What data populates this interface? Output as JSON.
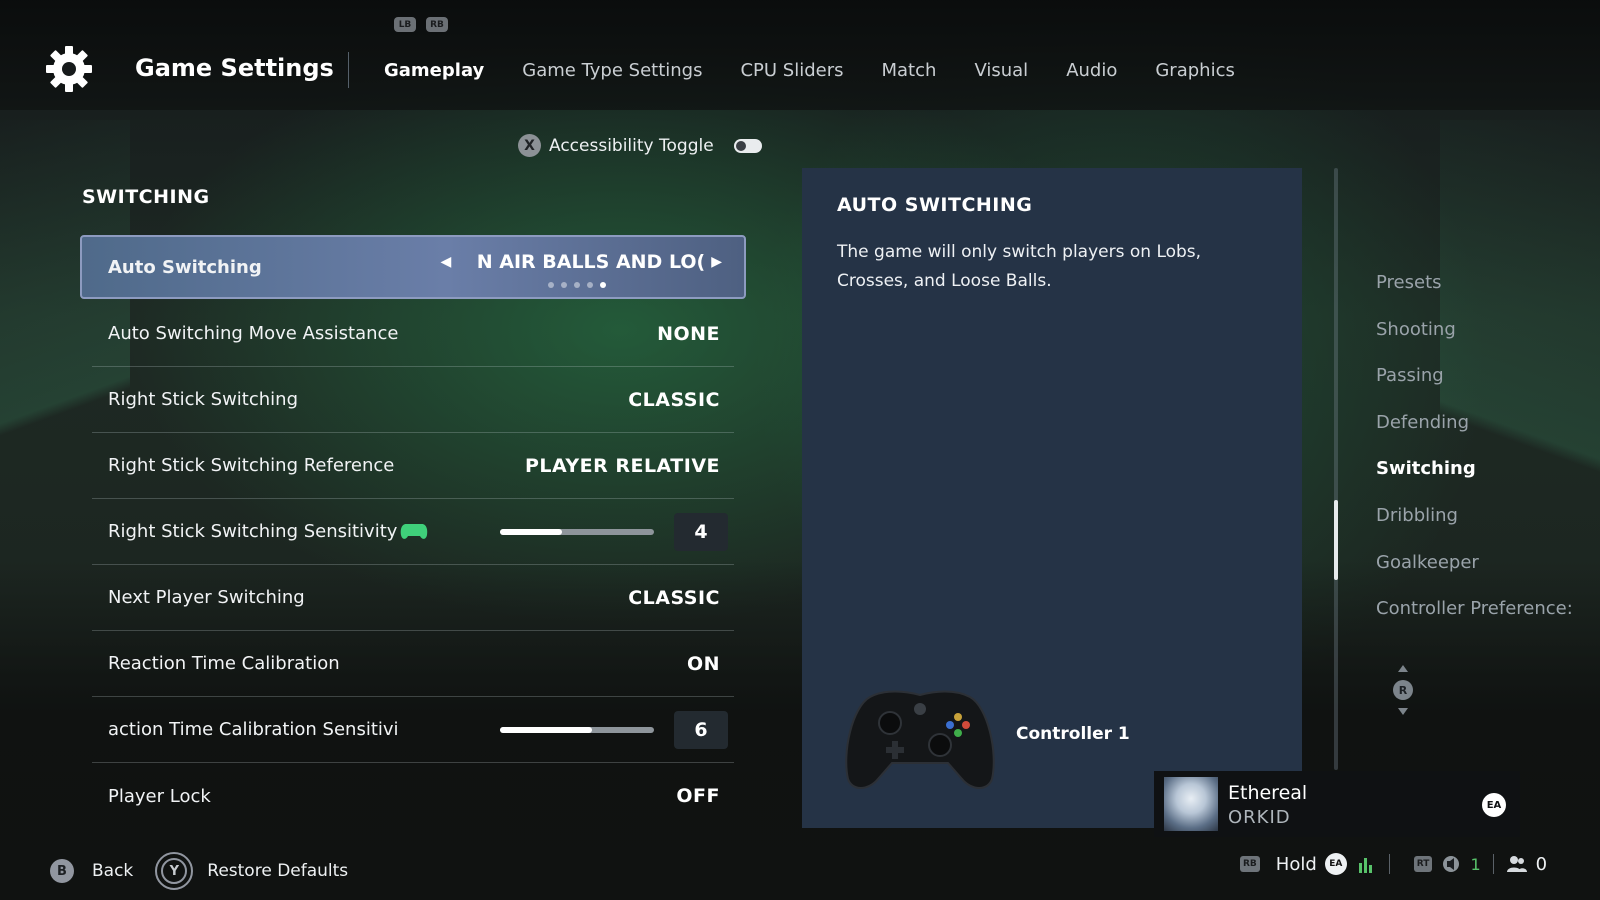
{
  "header": {
    "shoulder_left": "LB",
    "shoulder_right": "RB",
    "title": "Game Settings",
    "tabs": [
      {
        "label": "Gameplay",
        "active": true
      },
      {
        "label": "Game Type Settings",
        "active": false
      },
      {
        "label": "CPU Sliders",
        "active": false
      },
      {
        "label": "Match",
        "active": false
      },
      {
        "label": "Visual",
        "active": false
      },
      {
        "label": "Audio",
        "active": false
      },
      {
        "label": "Graphics",
        "active": false
      }
    ]
  },
  "accessibility": {
    "button": "X",
    "label": "Accessibility Toggle",
    "enabled": false
  },
  "section": {
    "title": "SWITCHING"
  },
  "settings": {
    "auto_switching": {
      "label": "Auto Switching",
      "value": "N AIR BALLS AND LO(",
      "option_count": 5,
      "option_index": 4
    },
    "move_assistance": {
      "label": "Auto Switching Move Assistance",
      "value": "NONE"
    },
    "rs_switching": {
      "label": "Right Stick Switching",
      "value": "CLASSIC"
    },
    "rs_reference": {
      "label": "Right Stick Switching Reference",
      "value": "PLAYER RELATIVE"
    },
    "rs_sensitivity": {
      "label": "Right Stick Switching Sensitivity",
      "value": "4",
      "level": 0.4
    },
    "next_player": {
      "label": "Next Player Switching",
      "value": "CLASSIC"
    },
    "reaction_cal": {
      "label": "Reaction Time Calibration",
      "value": "ON"
    },
    "reaction_sens": {
      "label": "action Time Calibration Sensitivi",
      "value": "6",
      "level": 0.6
    },
    "player_lock": {
      "label": "Player Lock",
      "value": "OFF"
    }
  },
  "description": {
    "title": "AUTO SWITCHING",
    "text": "The game will only switch players on Lobs, Crosses, and Loose Balls.",
    "controller_label": "Controller 1"
  },
  "categories": [
    {
      "label": "Presets",
      "active": false
    },
    {
      "label": "Shooting",
      "active": false
    },
    {
      "label": "Passing",
      "active": false
    },
    {
      "label": "Defending",
      "active": false
    },
    {
      "label": "Switching",
      "active": true
    },
    {
      "label": "Dribbling",
      "active": false
    },
    {
      "label": "Goalkeeper",
      "active": false
    },
    {
      "label": "Controller Preference:",
      "active": false
    }
  ],
  "rail_stick_label": "R",
  "footer": {
    "back_button": "B",
    "back_label": "Back",
    "restore_button": "Y",
    "restore_label": "Restore Defaults"
  },
  "friend_toast": {
    "name": "Ethereal",
    "subtitle": "ORKID",
    "badge": "EA"
  },
  "status": {
    "rb": "RB",
    "hold": "Hold",
    "ea": "EA",
    "rt": "RT",
    "voice_count": "1",
    "party_count": "0"
  },
  "colors": {
    "selected_row": "#6a7ea8",
    "panel": "#253346",
    "accent_green": "#58c26a"
  }
}
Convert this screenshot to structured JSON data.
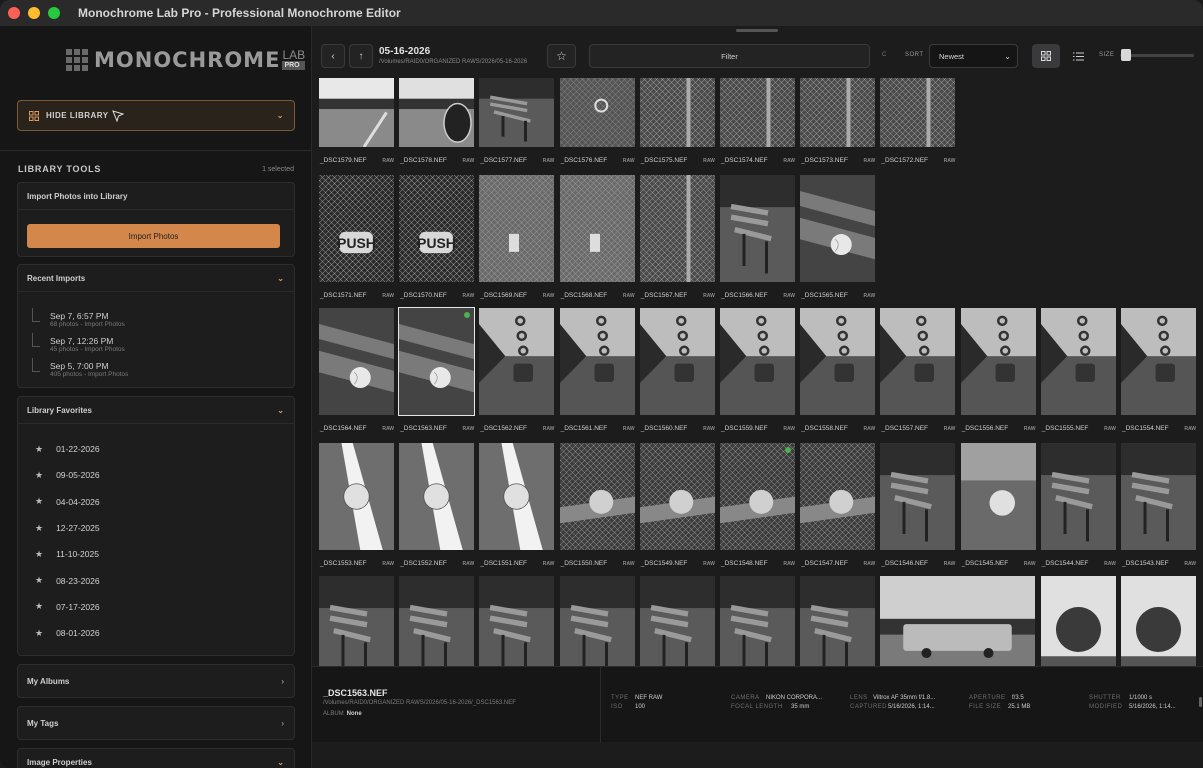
{
  "window": {
    "title": "Monochrome Lab Pro - Professional Monochrome Editor",
    "traffic_colors": [
      "#fe5f57",
      "#febc2e",
      "#28c840"
    ]
  },
  "sidebar": {
    "logo": {
      "text": "MONOCHROME",
      "lab": "LAB",
      "pro": "PRO"
    },
    "hide_library_label": "HIDE LIBRARY",
    "library_tools_title": "LIBRARY TOOLS",
    "selected_count": "1 selected",
    "import_panel": {
      "title": "Import Photos into Library",
      "button_label": "Import Photos"
    },
    "recent_imports": {
      "title": "Recent Imports",
      "items": [
        {
          "date": "Sep 7, 6:57 PM",
          "detail": "68 photos - Import Photos"
        },
        {
          "date": "Sep 7, 12:26 PM",
          "detail": "45 photos - Import Photos"
        },
        {
          "date": "Sep 5, 7:00 PM",
          "detail": "405 photos - Import Photos"
        }
      ]
    },
    "favorites": {
      "title": "Library Favorites",
      "items": [
        "01-22-2026",
        "09-05-2026",
        "04-04-2026",
        "12-27-2025",
        "11-10-2025",
        "08-23-2026",
        "07-17-2026",
        "08-01-2026"
      ]
    },
    "albums_label": "My Albums",
    "tags_label": "My Tags",
    "image_properties_label": "Image Properties"
  },
  "toolbar": {
    "folder_title": "05-16-2026",
    "folder_path": "/Volumes/RAID0/ORGANIZED RAWS/2026/05-16-2026",
    "filter_label": "Filter",
    "c_label": "C",
    "sort_label": "SORT",
    "sort_value": "Newest",
    "size_label": "SIZE",
    "size_value": 0.02
  },
  "grid": {
    "raw_badge": "RAW",
    "rows": [
      {
        "kind": "short",
        "files": [
          "_DSC1579.NEF",
          "_DSC1578.NEF",
          "_DSC1577.NEF",
          "_DSC1576.NEF",
          "_DSC1575.NEF",
          "_DSC1574.NEF",
          "_DSC1573.NEF",
          "_DSC1572.NEF"
        ],
        "thumbs": [
          "field",
          "car-mirror",
          "bench",
          "lock-fence",
          "fence",
          "fence",
          "fence",
          "fence"
        ]
      },
      {
        "kind": "tall",
        "files": [
          "_DSC1571.NEF",
          "_DSC1570.NEF",
          "_DSC1569.NEF",
          "_DSC1568.NEF",
          "_DSC1567.NEF",
          "_DSC1566.NEF",
          "_DSC1565.NEF"
        ],
        "thumbs": [
          "push-sign",
          "push-sign",
          "fence-wide",
          "fence-wide",
          "fence",
          "bench",
          "ball-bench"
        ],
        "push_text": "PUSH"
      },
      {
        "kind": "tall",
        "files": [
          "_DSC1564.NEF",
          "_DSC1563.NEF",
          "_DSC1562.NEF",
          "_DSC1561.NEF",
          "_DSC1560.NEF",
          "_DSC1559.NEF",
          "_DSC1558.NEF",
          "_DSC1557.NEF",
          "_DSC1556.NEF",
          "_DSC1555.NEF",
          "_DSC1554.NEF"
        ],
        "thumbs": [
          "ball-bench",
          "ball-bench",
          "padlock",
          "padlock",
          "padlock",
          "padlock",
          "padlock",
          "padlock",
          "padlock",
          "padlock",
          "padlock"
        ]
      },
      {
        "kind": "tall",
        "files": [
          "_DSC1553.NEF",
          "_DSC1552.NEF",
          "_DSC1551.NEF",
          "_DSC1550.NEF",
          "_DSC1549.NEF",
          "_DSC1548.NEF",
          "_DSC1547.NEF",
          "_DSC1546.NEF",
          "_DSC1545.NEF",
          "_DSC1544.NEF",
          "_DSC1543.NEF"
        ],
        "thumbs": [
          "ball-line",
          "ball-line",
          "ball-line",
          "ball-fence",
          "ball-fence",
          "ball-fence",
          "ball-fence",
          "park-bench",
          "ball-blur",
          "park-bench",
          "park-bench"
        ]
      },
      {
        "kind": "tall",
        "files": [
          "",
          "",
          "",
          "",
          "",
          "",
          "",
          "",
          "",
          "",
          ""
        ],
        "thumbs": [
          "park-bench",
          "park-bench",
          "park-bench",
          "park-bench",
          "park-bench",
          "park-bench",
          "park-bench",
          "truck",
          "truck",
          "tree",
          "tree"
        ]
      }
    ],
    "selected_file": "_DSC1563.NEF",
    "selected_dot_color": "#4caf50"
  },
  "info": {
    "filename": "_DSC1563.NEF",
    "path": "/Volumes/RAID0/ORGANIZED RAWS/2026/05-16-2026/_DSC1563.NEF",
    "album_label": "ALBUM",
    "album_value": "None",
    "type_label": "TYPE",
    "type_value": "NEF RAW",
    "iso_label": "ISO",
    "iso_value": "100",
    "camera_label": "CAMERA",
    "camera_value": "NIKON CORPORA...",
    "focal_label": "FOCAL LENGTH",
    "focal_value": "35 mm",
    "lens_label": "LENS",
    "lens_value": "Viltrox AF 35mm f/1.8...",
    "captured_label": "CAPTURED",
    "captured_value": "5/16/2026, 1:14...",
    "aperture_label": "APERTURE",
    "aperture_value": "f/3.5",
    "filesize_label": "FILE SIZE",
    "filesize_value": "25.1 MB",
    "shutter_label": "SHUTTER",
    "shutter_value": "1/1000 s",
    "modified_label": "MODIFIED",
    "modified_value": "5/16/2026, 1:14..."
  },
  "colors": {
    "accent": "#d3874a",
    "selected_border": "#e6e6e6"
  }
}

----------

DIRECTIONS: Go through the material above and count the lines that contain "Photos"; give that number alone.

RESPONSE TO THE TASK: 5